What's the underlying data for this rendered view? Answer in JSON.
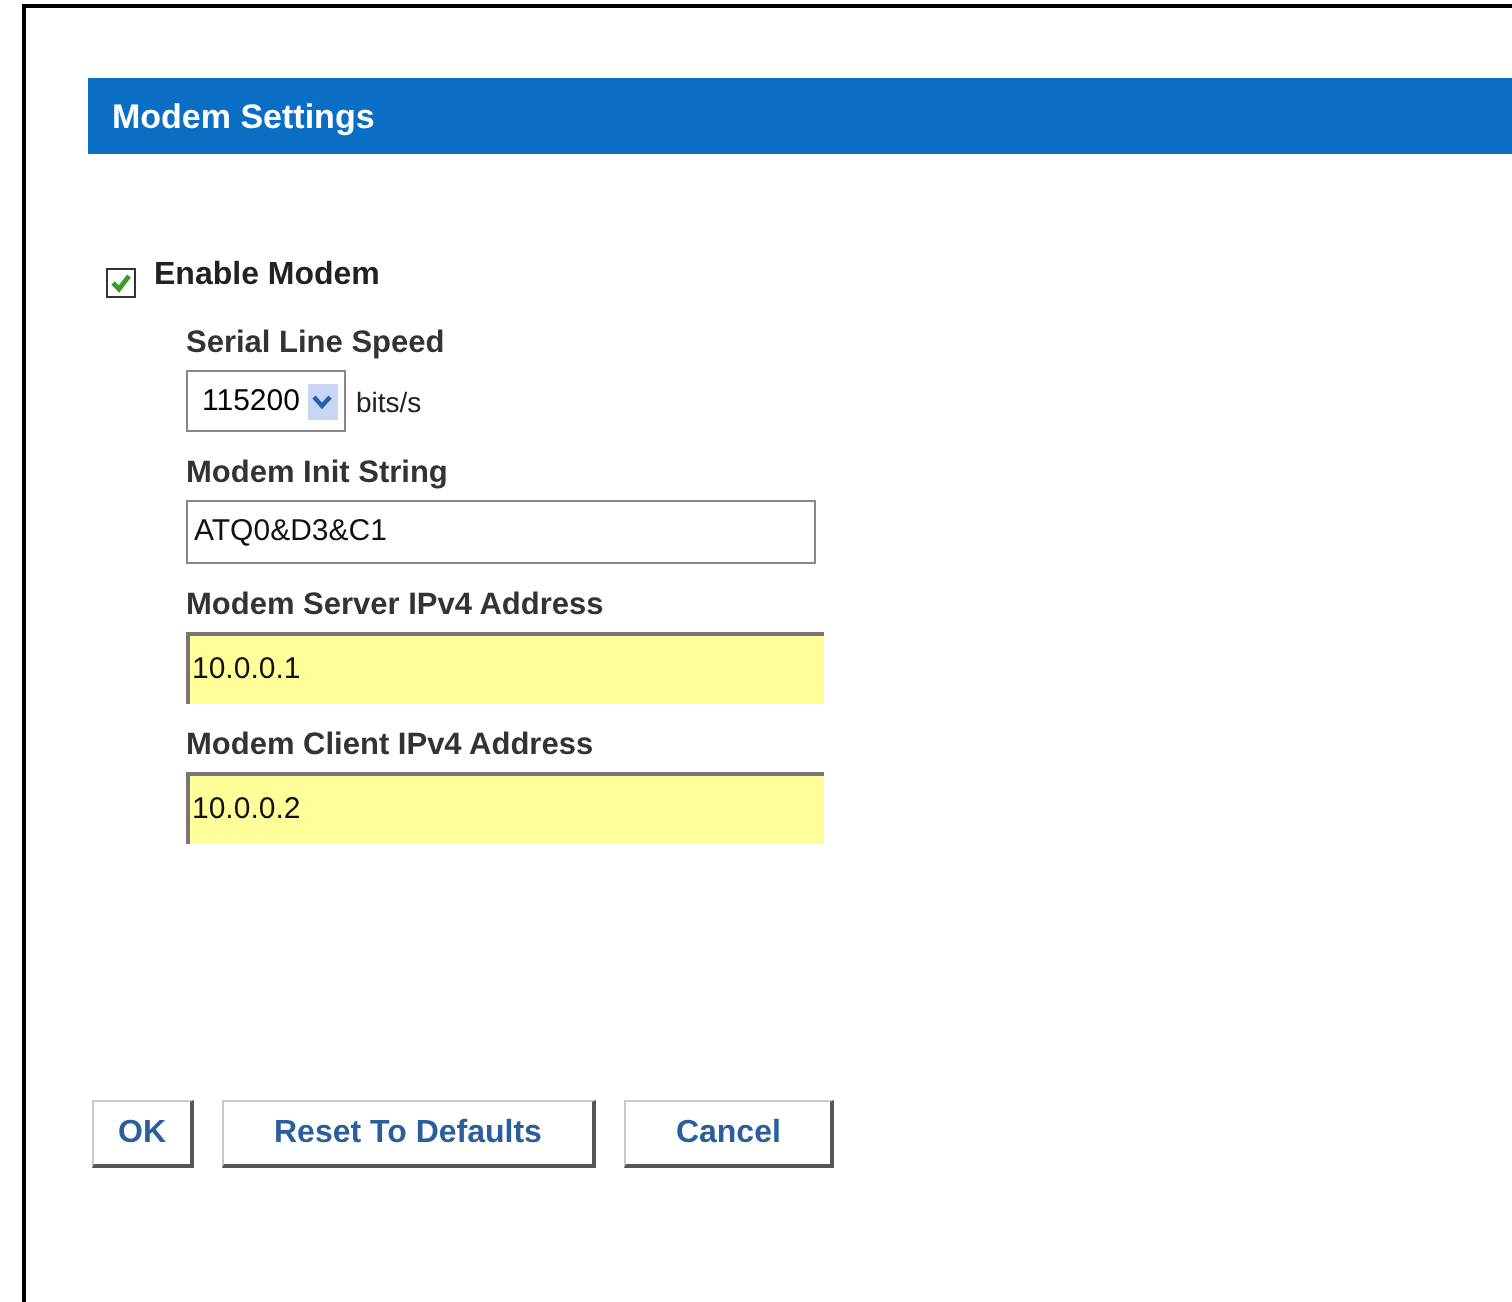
{
  "section": {
    "title": "Modem Settings"
  },
  "enable": {
    "label": "Enable Modem",
    "checked": true
  },
  "fields": [
    {
      "kind": "select",
      "label": "Serial Line Speed",
      "value": "115200",
      "unit": "bits/s"
    },
    {
      "kind": "text",
      "label": "Modem Init String",
      "value": "ATQ0&D3&C1"
    },
    {
      "kind": "address",
      "label": "Modem Server IPv4 Address",
      "value": "10.0.0.1"
    },
    {
      "kind": "address",
      "label": "Modem Client IPv4 Address",
      "value": "10.0.0.2"
    }
  ],
  "buttons": [
    "OK",
    "Reset To Defaults",
    "Cancel"
  ]
}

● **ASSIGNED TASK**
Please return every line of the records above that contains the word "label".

● **ANSWER FOR THE TASK**
    "label": "Enable Modem",
      "label": "Serial Line Speed",
      "label": "Modem Init String",
      "label": "Modem Server IPv4 Address",
      "label": "Modem Client IPv4 Address",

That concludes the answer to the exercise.